The White House sends up early flares, warning that there are likely to be empty shelves in many stores this Christmas, as the on-going supply chain nightmare from China ripples throughout the world.
If you have been paying attention, you are most likely already aware of this change. Used cars cost a lot more than they did only a year ago, new cars are in short supply, and food, electronics, clothes, etc, are as much as two or three times the price they were a year ago.
It is not just Christmas shopping that will be affected. Our missions work has been greatly impacted from this supply-chain crisis.
Let us help explain what is happening by cutting out all the noise. In a nut-shell, here is the problem – China’s quarantine.
At the heart of the global bottleneck is China’s quarantine on all ships coming into dock. It is not just passengers that are arriving on planes who are quarantined, but all of the sailers on cargo ships are forced to go through a dogmatic quarantine before they are even allowed to dock.
This has created a long line of ships circling in the waters, waiting outside of Chinese docks. They are ready to carry the goods to their destination, but Chinese customs officers and port security are firm on their policy. Fewer and fewer cargo ships and cargo ship sailors are willing to submit to this quarantine, so that means fewer ships. Ships that do agree to submit to the quarantine have to take much longer on their delivery time.
This means that more fuel is belched into the environment, more workers are idle and away from their families, and shipping times are ten times longer than before – making everything more expensive.

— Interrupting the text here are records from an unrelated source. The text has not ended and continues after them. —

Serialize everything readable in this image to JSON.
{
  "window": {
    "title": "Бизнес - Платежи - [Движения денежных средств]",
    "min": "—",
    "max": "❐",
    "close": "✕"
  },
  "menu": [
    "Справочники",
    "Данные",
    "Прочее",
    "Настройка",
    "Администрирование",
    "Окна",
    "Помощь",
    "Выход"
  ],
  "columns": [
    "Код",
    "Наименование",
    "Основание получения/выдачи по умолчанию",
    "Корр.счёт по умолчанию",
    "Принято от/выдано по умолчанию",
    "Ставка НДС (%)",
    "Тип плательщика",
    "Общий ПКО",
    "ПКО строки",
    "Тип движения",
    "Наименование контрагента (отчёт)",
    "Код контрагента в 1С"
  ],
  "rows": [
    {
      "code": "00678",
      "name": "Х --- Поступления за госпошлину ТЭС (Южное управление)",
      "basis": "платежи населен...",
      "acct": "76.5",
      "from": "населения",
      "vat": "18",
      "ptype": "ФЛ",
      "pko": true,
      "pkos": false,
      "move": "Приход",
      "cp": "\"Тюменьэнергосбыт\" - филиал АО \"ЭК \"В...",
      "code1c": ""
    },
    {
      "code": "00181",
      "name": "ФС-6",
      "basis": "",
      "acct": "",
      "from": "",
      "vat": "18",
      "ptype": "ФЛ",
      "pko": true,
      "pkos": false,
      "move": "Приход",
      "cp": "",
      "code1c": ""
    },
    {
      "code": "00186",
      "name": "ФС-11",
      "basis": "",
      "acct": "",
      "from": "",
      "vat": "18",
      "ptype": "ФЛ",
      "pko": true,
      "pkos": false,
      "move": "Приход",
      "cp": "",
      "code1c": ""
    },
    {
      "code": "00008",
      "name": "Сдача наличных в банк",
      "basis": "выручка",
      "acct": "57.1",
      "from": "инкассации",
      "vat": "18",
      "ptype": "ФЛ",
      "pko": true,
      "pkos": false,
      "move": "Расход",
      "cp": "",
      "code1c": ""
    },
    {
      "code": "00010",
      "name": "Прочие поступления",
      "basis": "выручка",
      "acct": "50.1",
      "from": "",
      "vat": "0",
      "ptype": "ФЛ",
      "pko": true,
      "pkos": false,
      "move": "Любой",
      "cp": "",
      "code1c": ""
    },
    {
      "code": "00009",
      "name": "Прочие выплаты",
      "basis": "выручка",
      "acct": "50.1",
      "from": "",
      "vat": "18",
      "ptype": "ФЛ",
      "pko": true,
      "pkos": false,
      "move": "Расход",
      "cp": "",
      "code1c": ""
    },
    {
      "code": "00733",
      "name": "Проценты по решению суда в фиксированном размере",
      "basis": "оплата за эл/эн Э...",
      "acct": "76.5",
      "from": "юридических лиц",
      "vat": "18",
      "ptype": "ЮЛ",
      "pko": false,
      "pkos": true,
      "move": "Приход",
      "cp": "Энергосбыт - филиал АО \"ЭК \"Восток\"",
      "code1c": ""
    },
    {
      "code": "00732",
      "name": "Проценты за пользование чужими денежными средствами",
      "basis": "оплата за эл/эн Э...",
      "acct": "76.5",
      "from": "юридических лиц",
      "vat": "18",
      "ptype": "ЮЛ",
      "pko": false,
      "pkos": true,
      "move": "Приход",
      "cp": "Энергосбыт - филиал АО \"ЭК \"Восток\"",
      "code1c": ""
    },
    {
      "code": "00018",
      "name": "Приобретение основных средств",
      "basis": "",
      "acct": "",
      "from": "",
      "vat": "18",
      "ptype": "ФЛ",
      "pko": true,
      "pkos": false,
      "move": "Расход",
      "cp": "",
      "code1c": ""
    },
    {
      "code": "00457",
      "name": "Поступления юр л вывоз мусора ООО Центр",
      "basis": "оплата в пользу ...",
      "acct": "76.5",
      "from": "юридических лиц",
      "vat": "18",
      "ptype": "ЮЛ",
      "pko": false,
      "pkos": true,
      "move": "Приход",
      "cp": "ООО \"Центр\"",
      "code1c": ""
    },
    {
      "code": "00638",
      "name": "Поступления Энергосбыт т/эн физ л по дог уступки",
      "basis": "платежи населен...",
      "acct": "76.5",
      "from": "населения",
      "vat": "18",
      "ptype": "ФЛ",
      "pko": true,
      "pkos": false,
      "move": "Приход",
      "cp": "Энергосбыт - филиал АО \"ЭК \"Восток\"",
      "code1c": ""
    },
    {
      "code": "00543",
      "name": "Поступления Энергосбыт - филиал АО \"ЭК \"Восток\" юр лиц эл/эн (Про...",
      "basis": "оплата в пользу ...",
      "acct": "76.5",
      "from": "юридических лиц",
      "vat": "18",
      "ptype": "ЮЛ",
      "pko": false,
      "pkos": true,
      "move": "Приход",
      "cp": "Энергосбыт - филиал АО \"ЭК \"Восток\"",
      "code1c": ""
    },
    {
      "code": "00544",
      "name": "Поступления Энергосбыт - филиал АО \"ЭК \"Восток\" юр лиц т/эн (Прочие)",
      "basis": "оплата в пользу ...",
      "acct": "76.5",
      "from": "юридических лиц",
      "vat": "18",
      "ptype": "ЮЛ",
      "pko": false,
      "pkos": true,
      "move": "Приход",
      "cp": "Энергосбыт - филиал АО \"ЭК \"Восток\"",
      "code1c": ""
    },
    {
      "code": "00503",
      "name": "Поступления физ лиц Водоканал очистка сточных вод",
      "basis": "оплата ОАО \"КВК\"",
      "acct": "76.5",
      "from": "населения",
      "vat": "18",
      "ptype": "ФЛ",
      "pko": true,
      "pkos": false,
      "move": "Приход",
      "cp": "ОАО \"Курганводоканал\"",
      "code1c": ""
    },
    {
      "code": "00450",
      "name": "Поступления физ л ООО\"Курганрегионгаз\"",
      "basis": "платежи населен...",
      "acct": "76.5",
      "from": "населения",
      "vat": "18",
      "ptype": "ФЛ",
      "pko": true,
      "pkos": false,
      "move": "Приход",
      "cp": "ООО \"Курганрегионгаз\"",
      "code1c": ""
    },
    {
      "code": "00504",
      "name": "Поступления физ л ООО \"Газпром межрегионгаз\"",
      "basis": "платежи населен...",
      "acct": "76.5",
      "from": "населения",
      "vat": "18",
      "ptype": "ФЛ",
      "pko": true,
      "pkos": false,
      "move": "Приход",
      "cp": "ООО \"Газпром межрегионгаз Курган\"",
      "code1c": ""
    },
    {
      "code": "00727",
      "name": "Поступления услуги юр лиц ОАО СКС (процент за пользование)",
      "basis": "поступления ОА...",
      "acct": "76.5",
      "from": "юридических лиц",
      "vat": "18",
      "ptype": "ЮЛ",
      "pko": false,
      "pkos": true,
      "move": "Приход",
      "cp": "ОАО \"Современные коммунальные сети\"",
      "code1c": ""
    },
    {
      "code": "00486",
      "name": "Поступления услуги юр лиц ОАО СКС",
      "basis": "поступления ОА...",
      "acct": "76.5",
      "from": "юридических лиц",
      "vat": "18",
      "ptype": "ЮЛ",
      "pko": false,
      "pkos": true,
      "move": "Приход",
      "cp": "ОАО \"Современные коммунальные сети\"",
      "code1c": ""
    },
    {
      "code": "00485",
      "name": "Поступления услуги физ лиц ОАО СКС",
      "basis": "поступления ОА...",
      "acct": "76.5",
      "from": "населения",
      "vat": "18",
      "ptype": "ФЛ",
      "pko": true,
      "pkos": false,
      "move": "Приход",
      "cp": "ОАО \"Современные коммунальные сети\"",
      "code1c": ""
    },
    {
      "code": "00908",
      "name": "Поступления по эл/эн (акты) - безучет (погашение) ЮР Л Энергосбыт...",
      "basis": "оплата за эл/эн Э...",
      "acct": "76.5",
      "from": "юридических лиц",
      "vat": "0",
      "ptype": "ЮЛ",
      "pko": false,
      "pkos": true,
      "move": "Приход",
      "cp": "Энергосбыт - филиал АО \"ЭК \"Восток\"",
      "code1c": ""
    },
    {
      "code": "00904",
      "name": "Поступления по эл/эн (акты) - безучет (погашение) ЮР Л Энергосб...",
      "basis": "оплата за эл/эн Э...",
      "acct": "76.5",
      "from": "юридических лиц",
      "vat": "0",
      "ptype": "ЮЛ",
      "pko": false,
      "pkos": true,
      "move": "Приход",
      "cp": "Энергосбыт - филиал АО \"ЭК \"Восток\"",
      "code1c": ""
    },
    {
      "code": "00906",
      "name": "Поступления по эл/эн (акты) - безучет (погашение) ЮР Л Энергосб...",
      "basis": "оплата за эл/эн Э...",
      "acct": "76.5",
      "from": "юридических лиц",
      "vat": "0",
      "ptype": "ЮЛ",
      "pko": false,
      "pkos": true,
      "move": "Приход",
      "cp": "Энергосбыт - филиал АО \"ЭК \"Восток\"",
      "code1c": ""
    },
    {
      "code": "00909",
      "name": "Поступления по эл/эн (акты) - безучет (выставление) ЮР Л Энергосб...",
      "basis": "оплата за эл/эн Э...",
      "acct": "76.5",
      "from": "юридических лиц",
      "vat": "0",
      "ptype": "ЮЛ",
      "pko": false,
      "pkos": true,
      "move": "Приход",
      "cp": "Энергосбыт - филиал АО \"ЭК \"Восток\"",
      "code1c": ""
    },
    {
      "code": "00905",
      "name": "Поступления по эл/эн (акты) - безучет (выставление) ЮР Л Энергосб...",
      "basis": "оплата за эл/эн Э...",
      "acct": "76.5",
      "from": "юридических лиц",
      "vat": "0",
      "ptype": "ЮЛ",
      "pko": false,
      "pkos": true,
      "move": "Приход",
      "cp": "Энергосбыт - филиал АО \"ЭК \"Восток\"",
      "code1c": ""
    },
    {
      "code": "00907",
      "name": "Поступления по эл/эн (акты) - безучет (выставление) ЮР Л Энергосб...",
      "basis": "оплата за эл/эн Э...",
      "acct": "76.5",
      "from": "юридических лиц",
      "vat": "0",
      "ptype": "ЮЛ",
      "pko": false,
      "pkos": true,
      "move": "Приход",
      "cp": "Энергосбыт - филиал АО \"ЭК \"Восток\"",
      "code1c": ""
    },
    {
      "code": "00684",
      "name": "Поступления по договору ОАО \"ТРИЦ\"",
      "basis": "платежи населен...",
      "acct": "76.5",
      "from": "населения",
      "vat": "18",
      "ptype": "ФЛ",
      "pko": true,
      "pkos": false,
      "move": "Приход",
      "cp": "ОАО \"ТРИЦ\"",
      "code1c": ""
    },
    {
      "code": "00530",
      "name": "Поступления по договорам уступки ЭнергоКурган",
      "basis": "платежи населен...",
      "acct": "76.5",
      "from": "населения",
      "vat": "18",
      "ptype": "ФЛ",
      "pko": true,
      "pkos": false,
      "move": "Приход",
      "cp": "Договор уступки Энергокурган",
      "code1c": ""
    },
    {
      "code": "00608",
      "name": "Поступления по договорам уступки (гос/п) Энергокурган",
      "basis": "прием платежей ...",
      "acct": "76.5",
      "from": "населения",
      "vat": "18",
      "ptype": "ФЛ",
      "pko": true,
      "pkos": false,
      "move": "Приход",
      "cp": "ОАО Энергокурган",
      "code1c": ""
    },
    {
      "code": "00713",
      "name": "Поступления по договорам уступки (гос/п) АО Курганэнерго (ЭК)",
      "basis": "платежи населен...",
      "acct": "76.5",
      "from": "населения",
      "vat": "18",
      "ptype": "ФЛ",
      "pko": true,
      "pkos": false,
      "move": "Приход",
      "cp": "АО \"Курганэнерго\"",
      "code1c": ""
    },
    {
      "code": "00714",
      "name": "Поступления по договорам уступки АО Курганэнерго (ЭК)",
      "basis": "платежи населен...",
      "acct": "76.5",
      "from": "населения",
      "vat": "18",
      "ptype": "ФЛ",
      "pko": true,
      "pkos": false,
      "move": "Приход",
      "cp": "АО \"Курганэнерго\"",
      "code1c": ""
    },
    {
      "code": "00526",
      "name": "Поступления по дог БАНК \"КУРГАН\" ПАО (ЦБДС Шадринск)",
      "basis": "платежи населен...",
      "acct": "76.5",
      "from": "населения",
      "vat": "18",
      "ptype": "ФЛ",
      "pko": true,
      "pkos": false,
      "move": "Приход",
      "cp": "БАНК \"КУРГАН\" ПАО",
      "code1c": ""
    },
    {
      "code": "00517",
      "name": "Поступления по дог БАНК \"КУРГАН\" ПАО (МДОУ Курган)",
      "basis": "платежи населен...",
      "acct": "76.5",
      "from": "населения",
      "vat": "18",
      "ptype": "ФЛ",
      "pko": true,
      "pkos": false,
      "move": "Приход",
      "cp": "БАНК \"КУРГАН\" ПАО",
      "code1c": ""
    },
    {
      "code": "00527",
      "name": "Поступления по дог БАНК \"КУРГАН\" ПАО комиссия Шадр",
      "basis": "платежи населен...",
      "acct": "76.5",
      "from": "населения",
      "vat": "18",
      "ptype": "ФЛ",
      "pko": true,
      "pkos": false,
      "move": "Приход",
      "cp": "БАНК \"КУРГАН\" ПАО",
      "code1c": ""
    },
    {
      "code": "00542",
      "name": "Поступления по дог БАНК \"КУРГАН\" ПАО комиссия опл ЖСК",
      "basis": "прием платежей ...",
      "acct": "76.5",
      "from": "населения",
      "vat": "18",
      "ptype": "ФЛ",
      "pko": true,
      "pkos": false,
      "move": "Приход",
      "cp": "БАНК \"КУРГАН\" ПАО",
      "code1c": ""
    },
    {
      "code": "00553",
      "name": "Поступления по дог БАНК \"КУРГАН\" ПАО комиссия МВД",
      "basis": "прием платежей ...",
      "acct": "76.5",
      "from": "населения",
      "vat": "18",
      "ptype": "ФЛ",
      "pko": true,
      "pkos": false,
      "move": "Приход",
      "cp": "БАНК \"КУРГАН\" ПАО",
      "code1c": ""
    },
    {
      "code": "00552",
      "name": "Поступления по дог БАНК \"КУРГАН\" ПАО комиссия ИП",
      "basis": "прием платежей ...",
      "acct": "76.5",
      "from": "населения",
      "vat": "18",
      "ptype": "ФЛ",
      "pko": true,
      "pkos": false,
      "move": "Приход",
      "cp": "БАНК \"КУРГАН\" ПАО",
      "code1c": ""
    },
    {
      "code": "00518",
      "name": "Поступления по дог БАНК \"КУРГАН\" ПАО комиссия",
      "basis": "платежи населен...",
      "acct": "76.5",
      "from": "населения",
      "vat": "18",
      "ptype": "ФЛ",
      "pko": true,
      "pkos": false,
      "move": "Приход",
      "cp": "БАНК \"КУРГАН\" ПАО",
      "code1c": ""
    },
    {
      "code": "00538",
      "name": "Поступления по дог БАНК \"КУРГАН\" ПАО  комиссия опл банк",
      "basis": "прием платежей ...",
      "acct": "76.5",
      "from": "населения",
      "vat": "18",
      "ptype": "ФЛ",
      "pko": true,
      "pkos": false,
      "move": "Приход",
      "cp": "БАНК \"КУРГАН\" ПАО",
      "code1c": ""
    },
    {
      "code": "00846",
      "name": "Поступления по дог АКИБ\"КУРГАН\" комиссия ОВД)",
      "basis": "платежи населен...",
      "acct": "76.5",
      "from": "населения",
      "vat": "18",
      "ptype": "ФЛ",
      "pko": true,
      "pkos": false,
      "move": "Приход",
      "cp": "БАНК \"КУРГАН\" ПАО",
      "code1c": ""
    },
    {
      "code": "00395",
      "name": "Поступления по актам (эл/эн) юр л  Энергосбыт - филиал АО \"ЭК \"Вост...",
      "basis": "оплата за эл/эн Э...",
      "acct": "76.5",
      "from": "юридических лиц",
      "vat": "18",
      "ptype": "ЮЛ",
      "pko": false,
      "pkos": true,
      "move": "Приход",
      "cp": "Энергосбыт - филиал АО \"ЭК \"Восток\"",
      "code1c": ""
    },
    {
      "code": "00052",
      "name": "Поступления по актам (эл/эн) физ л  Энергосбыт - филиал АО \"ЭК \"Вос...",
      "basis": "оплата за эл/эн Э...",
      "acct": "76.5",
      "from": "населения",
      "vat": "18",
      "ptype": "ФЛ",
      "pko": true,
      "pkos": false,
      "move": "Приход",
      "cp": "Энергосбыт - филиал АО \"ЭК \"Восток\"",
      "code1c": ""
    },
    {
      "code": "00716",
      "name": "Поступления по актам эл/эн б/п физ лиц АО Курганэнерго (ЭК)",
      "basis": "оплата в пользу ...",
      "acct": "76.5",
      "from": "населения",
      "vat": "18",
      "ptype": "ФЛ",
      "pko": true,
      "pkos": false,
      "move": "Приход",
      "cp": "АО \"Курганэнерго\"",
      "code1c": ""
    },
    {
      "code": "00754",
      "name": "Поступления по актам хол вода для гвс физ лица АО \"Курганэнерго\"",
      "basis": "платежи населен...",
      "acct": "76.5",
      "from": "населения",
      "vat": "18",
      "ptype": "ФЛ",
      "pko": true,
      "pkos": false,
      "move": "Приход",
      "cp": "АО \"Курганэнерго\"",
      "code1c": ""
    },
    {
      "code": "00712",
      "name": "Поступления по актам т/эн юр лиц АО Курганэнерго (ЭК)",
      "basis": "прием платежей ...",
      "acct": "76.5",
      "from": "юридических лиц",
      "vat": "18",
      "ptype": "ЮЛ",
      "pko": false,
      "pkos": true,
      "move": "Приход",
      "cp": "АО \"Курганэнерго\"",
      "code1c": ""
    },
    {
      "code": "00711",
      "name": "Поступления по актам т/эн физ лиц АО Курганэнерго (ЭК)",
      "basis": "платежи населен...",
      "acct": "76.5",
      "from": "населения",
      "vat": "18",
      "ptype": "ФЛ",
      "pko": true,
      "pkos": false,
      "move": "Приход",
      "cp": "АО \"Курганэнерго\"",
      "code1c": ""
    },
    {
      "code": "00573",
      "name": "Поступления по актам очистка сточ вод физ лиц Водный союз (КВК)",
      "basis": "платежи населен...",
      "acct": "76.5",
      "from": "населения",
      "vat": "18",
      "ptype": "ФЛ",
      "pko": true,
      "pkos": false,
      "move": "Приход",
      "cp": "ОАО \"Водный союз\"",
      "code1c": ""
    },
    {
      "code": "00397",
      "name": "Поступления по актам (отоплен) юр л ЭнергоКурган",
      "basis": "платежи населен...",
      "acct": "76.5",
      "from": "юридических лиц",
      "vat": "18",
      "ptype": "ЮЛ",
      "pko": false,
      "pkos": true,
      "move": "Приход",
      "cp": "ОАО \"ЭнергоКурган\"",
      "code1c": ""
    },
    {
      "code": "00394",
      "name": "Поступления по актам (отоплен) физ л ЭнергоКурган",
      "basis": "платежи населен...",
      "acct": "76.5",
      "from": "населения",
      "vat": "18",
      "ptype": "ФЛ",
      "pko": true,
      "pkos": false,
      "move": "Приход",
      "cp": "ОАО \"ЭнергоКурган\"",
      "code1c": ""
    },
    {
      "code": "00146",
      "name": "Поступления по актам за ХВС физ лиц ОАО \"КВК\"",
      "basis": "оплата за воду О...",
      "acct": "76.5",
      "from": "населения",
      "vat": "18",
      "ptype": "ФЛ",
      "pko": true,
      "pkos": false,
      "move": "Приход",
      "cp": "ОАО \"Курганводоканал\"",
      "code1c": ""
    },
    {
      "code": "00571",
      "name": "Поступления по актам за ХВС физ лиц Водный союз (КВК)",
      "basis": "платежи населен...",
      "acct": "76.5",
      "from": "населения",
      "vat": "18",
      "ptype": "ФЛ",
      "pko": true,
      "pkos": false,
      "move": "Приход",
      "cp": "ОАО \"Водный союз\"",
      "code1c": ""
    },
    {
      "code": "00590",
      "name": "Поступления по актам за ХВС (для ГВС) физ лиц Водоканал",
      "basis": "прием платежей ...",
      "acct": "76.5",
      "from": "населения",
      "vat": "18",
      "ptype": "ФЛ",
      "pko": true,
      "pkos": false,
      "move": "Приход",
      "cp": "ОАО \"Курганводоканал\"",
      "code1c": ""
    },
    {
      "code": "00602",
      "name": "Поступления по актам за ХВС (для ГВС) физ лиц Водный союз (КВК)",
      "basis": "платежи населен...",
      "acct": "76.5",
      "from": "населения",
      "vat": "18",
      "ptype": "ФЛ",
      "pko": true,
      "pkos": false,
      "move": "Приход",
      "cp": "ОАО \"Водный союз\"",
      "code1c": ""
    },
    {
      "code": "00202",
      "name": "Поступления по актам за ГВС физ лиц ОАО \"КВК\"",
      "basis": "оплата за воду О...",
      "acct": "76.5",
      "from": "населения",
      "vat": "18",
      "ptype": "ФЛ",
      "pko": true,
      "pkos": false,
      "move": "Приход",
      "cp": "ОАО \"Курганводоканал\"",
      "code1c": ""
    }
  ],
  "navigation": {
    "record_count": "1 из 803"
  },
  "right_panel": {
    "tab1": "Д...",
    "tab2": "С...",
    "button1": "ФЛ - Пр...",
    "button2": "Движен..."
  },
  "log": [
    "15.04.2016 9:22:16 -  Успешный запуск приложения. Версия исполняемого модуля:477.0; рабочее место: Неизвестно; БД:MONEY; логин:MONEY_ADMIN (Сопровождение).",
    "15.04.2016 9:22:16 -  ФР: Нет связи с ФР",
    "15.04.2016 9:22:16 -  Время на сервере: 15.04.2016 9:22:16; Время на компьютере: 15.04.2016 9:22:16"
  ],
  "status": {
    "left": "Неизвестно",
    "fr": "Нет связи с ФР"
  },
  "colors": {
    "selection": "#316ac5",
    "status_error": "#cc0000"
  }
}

In 2020, many nations around the world realized that a heavy reliance on China’s supply-chain was not good for national security. Japan, South Korea, and India began massive reductions in the number of items that they brought in from China – especially in terms of electronics and pharmaceuticals.